**TASK DESCRIPTION**
Go over the listing below line by line, and return each one holding the string "picture".

**DATASET EXTRACT**
══════════

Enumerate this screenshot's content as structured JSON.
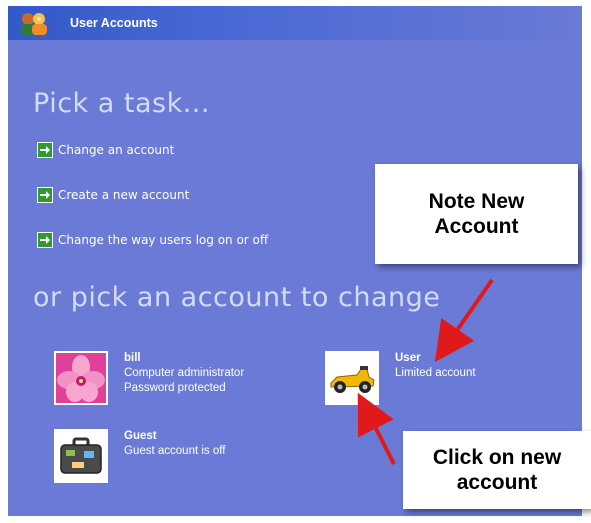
{
  "window": {
    "title": "User Accounts"
  },
  "tasks": {
    "heading": "Pick a task...",
    "items": [
      {
        "label": "Change an account"
      },
      {
        "label": "Create a new account"
      },
      {
        "label": "Change the way users log on or off"
      }
    ]
  },
  "accounts": {
    "heading": "or pick an account to change",
    "list": [
      {
        "name": "bill",
        "line1": "Computer administrator",
        "line2": "Password protected",
        "picture": "flower-icon"
      },
      {
        "name": "User",
        "line1": "Limited account",
        "line2": "",
        "picture": "race-car-icon"
      },
      {
        "name": "Guest",
        "line1": "Guest account is off",
        "line2": "",
        "picture": "suitcase-icon"
      }
    ]
  },
  "callouts": {
    "note": "Note New\nAccount",
    "click": "Click on new\naccount"
  },
  "colors": {
    "panel_bg": "#6b7ad6",
    "titlebar": "#3159c8",
    "heading_text": "#d3dbf8",
    "task_arrow": "#2f9b2f",
    "annotation_arrow": "#e01a1a"
  }
}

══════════

**ANSWER AREA**
        "picture": "flower-icon"
        "picture": "race-car-icon"
        "picture": "suitcase-icon"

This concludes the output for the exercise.